Benefits

When we built this framework in 2009 we had multiple goals in mind:

  • Monitor performance between our software release and catch eventual regressions
  • Monitor performance of upcoming features
  • Monitor the scalability of the software as we add more users/more data

Looking back, this tool yielded some great results and here are a few examples:

  • Discovery of bugs in our javascript code that would result in much higher load times in IE
  • Found issues in the way we were manipulating HTML with javascript and were able to improve the responsiveness of the impacted user interactions
  • Eliminated bottlenecks in our backend web services as we raised the amount of data: we were able to pin point exactly where the problem was (inefficient backend code, slow database queries, etc.)

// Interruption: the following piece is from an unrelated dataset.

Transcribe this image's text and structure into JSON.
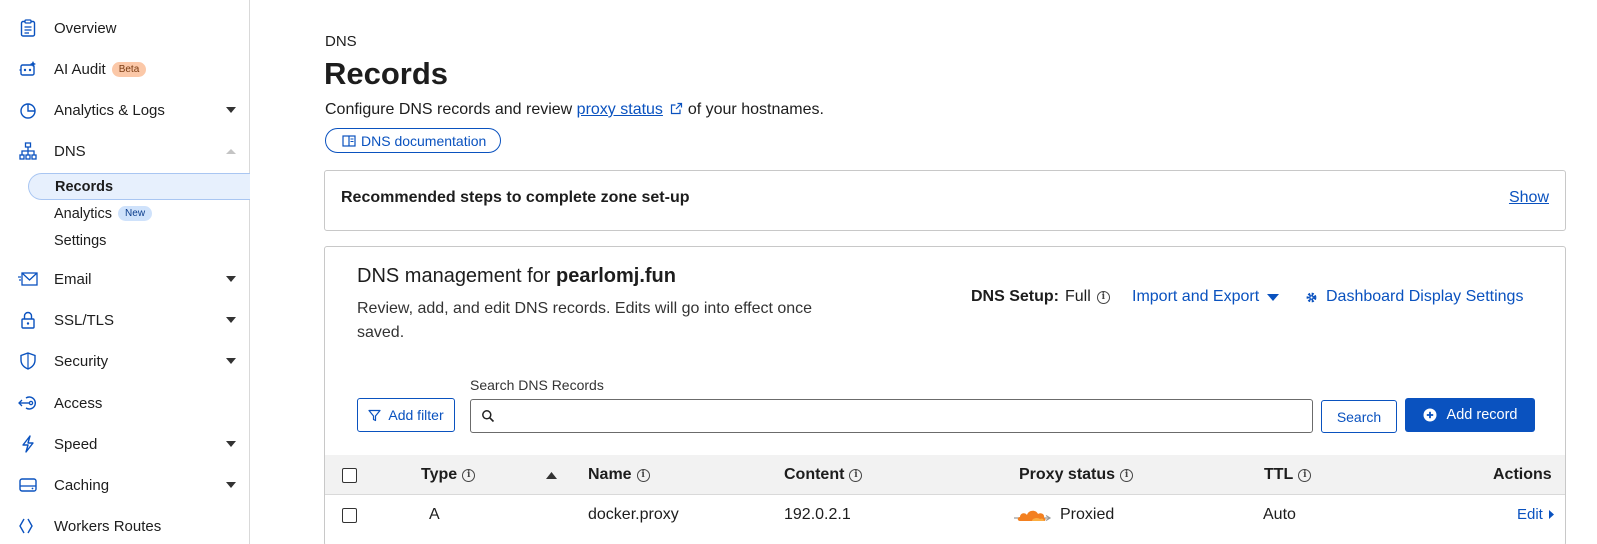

Closing words

In conclusion, I’d like to look into some ideas we have in mind to improve our setup.

I’d like to use the tool more often. We currently run the test suite several times during our development process and before each releases, but this is a manual process.

It would be great to tie in the test suite with our Jenkins CI builds. A different idea would be to ship the tool as part of our product and run it in production providing us with some analytics on real world usage of our platform.

As I mentioned, we are using virtual machines to test on multiple platforms. This adds a bit of overhead in terms of maintenance. Maybe we should look at the hosted Selenium solution from Sauce labs?

When we built the product, the performance landscape was a bit different and there are tools today that were not available back then. Would we see any benefits if we were to leverage Webpagetest, boomerang, etc.?

Credits

I’d like to acknowledge Bill Scott for his presentation on RUM at Netflix which inspired us to build our framework.

ABOUT THE AUTHOR

JP Castro (@jphpsf) is a front end engineer living in San Francisco. He co-organizes the San Francisco performance meetup. When he's not talking about performance, he enjoys spending time with his family, the outdoors and craft beers.